Yesterday while Donald Trump was giving out South Carolina Sen. Lindsay Graham’s phone number on national TV, Ohio Governor John Kasich was on the stage in Columbus announcing that he was the 16th member of GOP to seek his party’s presidential nomination in 2016.
Kasich is well worth paying attention to because he won over Democrats in The Buckeye State,” and he polls very well with independent voters. In short he might just be the Democratic Party’s worst nightmare. The question is whether he is also a nightmare for Republican primary voters who clearly not a fan of a moderate who can work with Democrats.
As most political junkies are aware, no Republican candidate has ever reached the White House without winning Ohio. The party’s decision to hold its 2016 convention in Cleveland probably won’t do much to improve its chances in the state, which President Barack Obama won twice. But what if the nominee were the state’s popular, pragmatic governor who is a native son of another key state Pennsylvania?
Kasich was born in McKees Rocks, Pennsylvania, an industrial town near Pittsburgh. He is the son of Anne (Vukovich) and John Kasich, who worked as a mail carrier. He went to school in McKees Rocks and attended college at Ohio State.
In 1978 at age 26, Kasich was the youngest person ever elected to the Ohio Senate. One of his first acts as a state senator was to refuse a pay raise. In 1982, Kasich ran for Congress in Ohio’s 12th District, based in Columbus, Ohio. He won the Republican primary with 83% of the vote, and defeated incumbent Democrat U.S. Congressman Bob Shamansky in the general election by a margin of 50%–47%. Kasich was re-elected eight times after 1982, winning at least 64% of the vote each time.
Kasich, while in Congress he made a name for himself as a deficit hawk who ultimately helped broker a bipartisan balanced budget agreement in 1997, which helped lead to large surpluses — a feat he has repeated as governor.
Yet the budget-slashing Kasich has long had a reputation for crossing party lines. He teamed up with liberals to close corporate tax loopholes. He voted to ban the sale of assault weapons. And last year, he expanded the state’s Medicaid coverage under the Affordable Care Act.
While other Republican governors, including Florida’s Rick Scott ran as far as possible away from taking the money Kasich had no problem defending his position.
“I don’t know about you, lady,” he shot back at a wealthy party donor who criticized him for it. “But when I get to the pearly gates, I’m going to have an answer for what I’ve done for the poor.”
If the GOP really wanted a clone of Ronald Reagan then Kasich would be their man. But just like Reagan, Kasich has a very independent style that includes a very deeply rooted Christian faith, but it remains to be seen whether he can win over the religious right and the party’s activist base.

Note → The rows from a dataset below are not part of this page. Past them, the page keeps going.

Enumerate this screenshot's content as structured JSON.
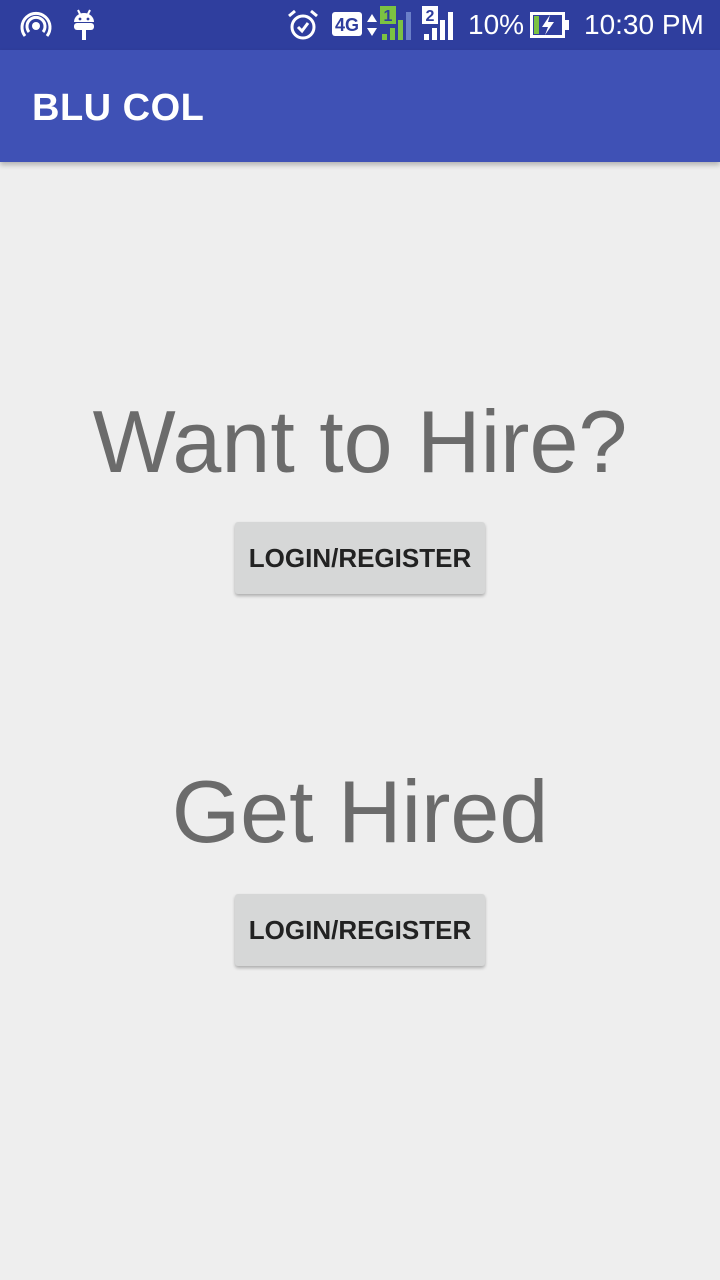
{
  "status_bar": {
    "icons": [
      "hotspot-icon",
      "android-debug-icon",
      "alarm-icon",
      "network-4g-icon",
      "signal-sim1-icon",
      "signal-sim2-icon",
      "battery-charging-icon"
    ],
    "network_type": "4G",
    "sim1_label": "1",
    "sim2_label": "2",
    "battery_percent": "10%",
    "time": "10:30 PM",
    "colors": {
      "background": "#2f3e9e",
      "sim1_signal": "#7cc242"
    }
  },
  "app_bar": {
    "title": "BLU COL",
    "color": "#3f51b5"
  },
  "main": {
    "hire_section": {
      "heading": "Want to Hire?",
      "button_label": "LOGIN/REGISTER"
    },
    "get_hired_section": {
      "heading": "Get Hired",
      "button_label": "LOGIN/REGISTER"
    }
  }
}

In a GOP world where candidates continue to move as far right as possible Kasich’s more moderate positions on education and immigration will not make it easy for him resonate with the base. He supports the Common Core education standards and is open, however reluctantly, to creating a pathway for citizenship for those here illegally.
Kasich can talk about his record as a hawk on foreign policy who has called for putting combat troops in Iraq to fight Islamic State. He cut taxes in Ohio by some $3 billion and went much further than Wisconsin Governor Scott Walker to reduce the power of public-sector unions, pushing through a law restricting the issues subject to collective bargaining (although voters later repealed it).
Should the GOP wish to win in 2016 they would be wise to consider listening to Kasich is refreshingly direct, and has a long and successful history of working with both Republicans and Democrats to get things done both in Washington and Columbus.